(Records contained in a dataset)
□ □ □

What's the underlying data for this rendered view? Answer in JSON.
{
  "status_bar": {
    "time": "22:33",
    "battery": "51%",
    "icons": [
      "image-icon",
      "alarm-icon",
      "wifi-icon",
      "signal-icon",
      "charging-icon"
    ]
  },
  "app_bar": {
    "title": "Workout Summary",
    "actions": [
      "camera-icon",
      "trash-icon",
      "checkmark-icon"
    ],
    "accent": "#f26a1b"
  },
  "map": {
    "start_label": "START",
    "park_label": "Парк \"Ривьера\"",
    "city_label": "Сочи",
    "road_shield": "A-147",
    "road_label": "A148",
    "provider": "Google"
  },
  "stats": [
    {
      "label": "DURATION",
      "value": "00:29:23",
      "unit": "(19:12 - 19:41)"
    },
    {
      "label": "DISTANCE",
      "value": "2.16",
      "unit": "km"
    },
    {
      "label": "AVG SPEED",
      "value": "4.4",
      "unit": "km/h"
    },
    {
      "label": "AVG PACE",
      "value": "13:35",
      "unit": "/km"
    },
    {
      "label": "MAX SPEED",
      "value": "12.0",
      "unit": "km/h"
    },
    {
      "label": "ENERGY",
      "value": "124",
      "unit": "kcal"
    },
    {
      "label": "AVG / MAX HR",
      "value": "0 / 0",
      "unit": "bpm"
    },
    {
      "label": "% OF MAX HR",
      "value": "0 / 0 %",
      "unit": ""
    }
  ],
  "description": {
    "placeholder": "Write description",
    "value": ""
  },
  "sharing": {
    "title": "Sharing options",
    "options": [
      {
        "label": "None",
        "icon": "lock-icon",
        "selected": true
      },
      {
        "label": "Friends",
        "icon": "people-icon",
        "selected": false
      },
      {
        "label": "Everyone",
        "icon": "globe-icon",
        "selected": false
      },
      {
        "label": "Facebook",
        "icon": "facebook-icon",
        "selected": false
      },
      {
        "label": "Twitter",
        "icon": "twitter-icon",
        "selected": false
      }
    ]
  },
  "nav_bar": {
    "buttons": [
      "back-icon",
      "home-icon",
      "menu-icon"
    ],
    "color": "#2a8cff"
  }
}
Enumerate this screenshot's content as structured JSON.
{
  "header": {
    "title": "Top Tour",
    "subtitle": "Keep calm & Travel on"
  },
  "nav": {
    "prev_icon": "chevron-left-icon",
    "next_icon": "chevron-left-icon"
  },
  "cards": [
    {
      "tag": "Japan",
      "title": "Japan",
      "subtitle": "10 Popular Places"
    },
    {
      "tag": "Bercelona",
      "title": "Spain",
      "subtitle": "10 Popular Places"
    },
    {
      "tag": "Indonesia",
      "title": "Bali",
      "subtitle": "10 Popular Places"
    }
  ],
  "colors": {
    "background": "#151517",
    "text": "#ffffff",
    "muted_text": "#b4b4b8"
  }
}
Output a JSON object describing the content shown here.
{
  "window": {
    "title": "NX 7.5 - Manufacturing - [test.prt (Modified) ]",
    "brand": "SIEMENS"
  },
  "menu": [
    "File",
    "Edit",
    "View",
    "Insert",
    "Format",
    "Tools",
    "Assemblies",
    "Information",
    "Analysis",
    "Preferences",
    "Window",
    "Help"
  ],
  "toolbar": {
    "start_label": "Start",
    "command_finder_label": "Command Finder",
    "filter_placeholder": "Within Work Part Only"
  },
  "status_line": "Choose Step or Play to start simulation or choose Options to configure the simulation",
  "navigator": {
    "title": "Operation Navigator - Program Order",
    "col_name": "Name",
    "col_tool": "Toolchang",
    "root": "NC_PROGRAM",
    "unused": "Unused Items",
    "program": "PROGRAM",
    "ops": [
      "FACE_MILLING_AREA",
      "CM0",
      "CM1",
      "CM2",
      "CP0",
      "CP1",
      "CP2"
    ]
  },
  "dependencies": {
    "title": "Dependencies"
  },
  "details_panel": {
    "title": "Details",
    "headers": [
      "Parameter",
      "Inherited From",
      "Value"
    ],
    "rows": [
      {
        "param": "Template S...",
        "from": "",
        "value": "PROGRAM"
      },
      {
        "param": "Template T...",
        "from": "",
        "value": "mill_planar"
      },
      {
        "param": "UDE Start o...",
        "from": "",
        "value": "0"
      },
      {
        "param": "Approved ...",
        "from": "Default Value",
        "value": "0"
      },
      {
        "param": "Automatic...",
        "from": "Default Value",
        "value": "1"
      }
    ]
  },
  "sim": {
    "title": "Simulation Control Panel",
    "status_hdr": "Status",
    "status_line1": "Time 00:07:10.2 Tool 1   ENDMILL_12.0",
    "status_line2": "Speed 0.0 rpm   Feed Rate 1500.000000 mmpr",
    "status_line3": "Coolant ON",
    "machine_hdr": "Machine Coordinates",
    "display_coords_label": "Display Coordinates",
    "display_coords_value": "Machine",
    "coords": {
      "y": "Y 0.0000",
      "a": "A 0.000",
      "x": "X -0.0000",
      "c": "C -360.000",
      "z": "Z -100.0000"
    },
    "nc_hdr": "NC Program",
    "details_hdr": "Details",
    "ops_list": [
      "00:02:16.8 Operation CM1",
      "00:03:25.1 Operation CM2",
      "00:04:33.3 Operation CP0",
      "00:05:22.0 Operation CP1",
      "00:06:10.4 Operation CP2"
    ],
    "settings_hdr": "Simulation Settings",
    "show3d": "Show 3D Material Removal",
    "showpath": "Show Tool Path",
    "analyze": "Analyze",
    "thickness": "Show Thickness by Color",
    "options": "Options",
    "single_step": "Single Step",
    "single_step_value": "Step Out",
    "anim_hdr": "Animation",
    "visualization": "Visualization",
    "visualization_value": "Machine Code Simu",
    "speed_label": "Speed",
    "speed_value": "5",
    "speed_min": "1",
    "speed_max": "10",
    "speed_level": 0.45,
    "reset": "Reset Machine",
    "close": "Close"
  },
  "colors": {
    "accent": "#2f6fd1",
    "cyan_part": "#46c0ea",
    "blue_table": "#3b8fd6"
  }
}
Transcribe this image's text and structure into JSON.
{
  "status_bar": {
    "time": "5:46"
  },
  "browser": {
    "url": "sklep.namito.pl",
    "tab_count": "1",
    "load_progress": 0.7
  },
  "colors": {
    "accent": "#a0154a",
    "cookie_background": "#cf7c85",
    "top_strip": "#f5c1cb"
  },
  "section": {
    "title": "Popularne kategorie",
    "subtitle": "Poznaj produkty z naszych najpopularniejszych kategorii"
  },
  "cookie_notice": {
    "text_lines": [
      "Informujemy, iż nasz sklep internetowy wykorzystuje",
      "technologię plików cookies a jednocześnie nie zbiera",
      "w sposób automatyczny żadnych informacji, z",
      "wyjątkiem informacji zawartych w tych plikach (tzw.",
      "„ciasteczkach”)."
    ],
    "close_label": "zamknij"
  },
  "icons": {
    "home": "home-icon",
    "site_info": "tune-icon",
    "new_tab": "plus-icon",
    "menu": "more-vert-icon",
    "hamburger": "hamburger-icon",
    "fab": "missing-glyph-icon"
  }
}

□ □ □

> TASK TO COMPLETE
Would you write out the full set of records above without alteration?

> EXPECTED ANSWER
What's the underlying data for this rendered view? Answer in JSON.
{
  "status_bar": {
    "time": "22:33",
    "battery": "51%",
    "icons": [
      "image-icon",
      "alarm-icon",
      "wifi-icon",
      "signal-icon",
      "charging-icon"
    ]
  },
  "app_bar": {
    "title": "Workout Summary",
    "actions": [
      "camera-icon",
      "trash-icon",
      "checkmark-icon"
    ],
    "accent": "#f26a1b"
  },
  "map": {
    "start_label": "START",
    "park_label": "Парк \"Ривьера\"",
    "city_label": "Сочи",
    "road_shield": "A-147",
    "road_label": "A148",
    "provider": "Google"
  },
  "stats": [
    {
      "label": "DURATION",
      "value": "00:29:23",
      "unit": "(19:12 - 19:41)"
    },
    {
      "label": "DISTANCE",
      "value": "2.16",
      "unit": "km"
    },
    {
      "label": "AVG SPEED",
      "value": "4.4",
      "unit": "km/h"
    },
    {
      "label": "AVG PACE",
      "value": "13:35",
      "unit": "/km"
    },
    {
      "label": "MAX SPEED",
      "value": "12.0",
      "unit": "km/h"
    },
    {
      "label": "ENERGY",
      "value": "124",
      "unit": "kcal"
    },
    {
      "label": "AVG / MAX HR",
      "value": "0 / 0",
      "unit": "bpm"
    },
    {
      "label": "% OF MAX HR",
      "value": "0 / 0 %",
      "unit": ""
    }
  ],
  "description": {
    "placeholder": "Write description",
    "value": ""
  },
  "sharing": {
    "title": "Sharing options",
    "options": [
      {
        "label": "None",
        "icon": "lock-icon",
        "selected": true
      },
      {
        "label": "Friends",
        "icon": "people-icon",
        "selected": false
      },
      {
        "label": "Everyone",
        "icon": "globe-icon",
        "selected": false
      },
      {
        "label": "Facebook",
        "icon": "facebook-icon",
        "selected": false
      },
      {
        "label": "Twitter",
        "icon": "twitter-icon",
        "selected": false
      }
    ]
  },
  "nav_bar": {
    "buttons": [
      "back-icon",
      "home-icon",
      "menu-icon"
    ],
    "color": "#2a8cff"
  }
}
Enumerate this screenshot's content as structured JSON.
{
  "header": {
    "title": "Top Tour",
    "subtitle": "Keep calm & Travel on"
  },
  "nav": {
    "prev_icon": "chevron-left-icon",
    "next_icon": "chevron-left-icon"
  },
  "cards": [
    {
      "tag": "Japan",
      "title": "Japan",
      "subtitle": "10 Popular Places"
    },
    {
      "tag": "Bercelona",
      "title": "Spain",
      "subtitle": "10 Popular Places"
    },
    {
      "tag": "Indonesia",
      "title": "Bali",
      "subtitle": "10 Popular Places"
    }
  ],
  "colors": {
    "background": "#151517",
    "text": "#ffffff",
    "muted_text": "#b4b4b8"
  }
}
Output a JSON object describing the content shown here.
{
  "window": {
    "title": "NX 7.5 - Manufacturing - [test.prt (Modified) ]",
    "brand": "SIEMENS"
  },
  "menu": [
    "File",
    "Edit",
    "View",
    "Insert",
    "Format",
    "Tools",
    "Assemblies",
    "Information",
    "Analysis",
    "Preferences",
    "Window",
    "Help"
  ],
  "toolbar": {
    "start_label": "Start",
    "command_finder_label": "Command Finder",
    "filter_placeholder": "Within Work Part Only"
  },
  "status_line": "Choose Step or Play to start simulation or choose Options to configure the simulation",
  "navigator": {
    "title": "Operation Navigator - Program Order",
    "col_name": "Name",
    "col_tool": "Toolchang",
    "root": "NC_PROGRAM",
    "unused": "Unused Items",
    "program": "PROGRAM",
    "ops": [
      "FACE_MILLING_AREA",
      "CM0",
      "CM1",
      "CM2",
      "CP0",
      "CP1",
      "CP2"
    ]
  },
  "dependencies": {
    "title": "Dependencies"
  },
  "details_panel": {
    "title": "Details",
    "headers": [
      "Parameter",
      "Inherited From",
      "Value"
    ],
    "rows": [
      {
        "param": "Template S...",
        "from": "",
        "value": "PROGRAM"
      },
      {
        "param": "Template T...",
        "from": "",
        "value": "mill_planar"
      },
      {
        "param": "UDE Start o...",
        "from": "",
        "value": "0"
      },
      {
        "param": "Approved ...",
        "from": "Default Value",
        "value": "0"
      },
      {
        "param": "Automatic...",
        "from": "Default Value",
        "value": "1"
      }
    ]
  },
  "sim": {
    "title": "Simulation Control Panel",
    "status_hdr": "Status",
    "status_line1": "Time 00:07:10.2 Tool 1   ENDMILL_12.0",
    "status_line2": "Speed 0.0 rpm   Feed Rate 1500.000000 mmpr",
    "status_line3": "Coolant ON",
    "machine_hdr": "Machine Coordinates",
    "display_coords_label": "Display Coordinates",
    "display_coords_value": "Machine",
    "coords": {
      "y": "Y 0.0000",
      "a": "A 0.000",
      "x": "X -0.0000",
      "c": "C -360.000",
      "z": "Z -100.0000"
    },
    "nc_hdr": "NC Program",
    "details_hdr": "Details",
    "ops_list": [
      "00:02:16.8 Operation CM1",
      "00:03:25.1 Operation CM2",
      "00:04:33.3 Operation CP0",
      "00:05:22.0 Operation CP1",
      "00:06:10.4 Operation CP2"
    ],
    "settings_hdr": "Simulation Settings",
    "show3d": "Show 3D Material Removal",
    "showpath": "Show Tool Path",
    "analyze": "Analyze",
    "thickness": "Show Thickness by Color",
    "options": "Options",
    "single_step": "Single Step",
    "single_step_value": "Step Out",
    "anim_hdr": "Animation",
    "visualization": "Visualization",
    "visualization_value": "Machine Code Simu",
    "speed_label": "Speed",
    "speed_value": "5",
    "speed_min": "1",
    "speed_max": "10",
    "speed_level": 0.45,
    "reset": "Reset Machine",
    "close": "Close"
  },
  "colors": {
    "accent": "#2f6fd1",
    "cyan_part": "#46c0ea",
    "blue_table": "#3b8fd6"
  }
}
Transcribe this image's text and structure into JSON.
{
  "status_bar": {
    "time": "5:46"
  },
  "browser": {
    "url": "sklep.namito.pl",
    "tab_count": "1",
    "load_progress": 0.7
  },
  "colors": {
    "accent": "#a0154a",
    "cookie_background": "#cf7c85",
    "top_strip": "#f5c1cb"
  },
  "section": {
    "title": "Popularne kategorie",
    "subtitle": "Poznaj produkty z naszych najpopularniejszych kategorii"
  },
  "cookie_notice": {
    "text_lines": [
      "Informujemy, iż nasz sklep internetowy wykorzystuje",
      "technologię plików cookies a jednocześnie nie zbiera",
      "w sposób automatyczny żadnych informacji, z",
      "wyjątkiem informacji zawartych w tych plikach (tzw.",
      "„ciasteczkach”)."
    ],
    "close_label": "zamknij"
  },
  "icons": {
    "home": "home-icon",
    "site_info": "tune-icon",
    "new_tab": "plus-icon",
    "menu": "more-vert-icon",
    "hamburger": "hamburger-icon",
    "fab": "missing-glyph-icon"
  }
}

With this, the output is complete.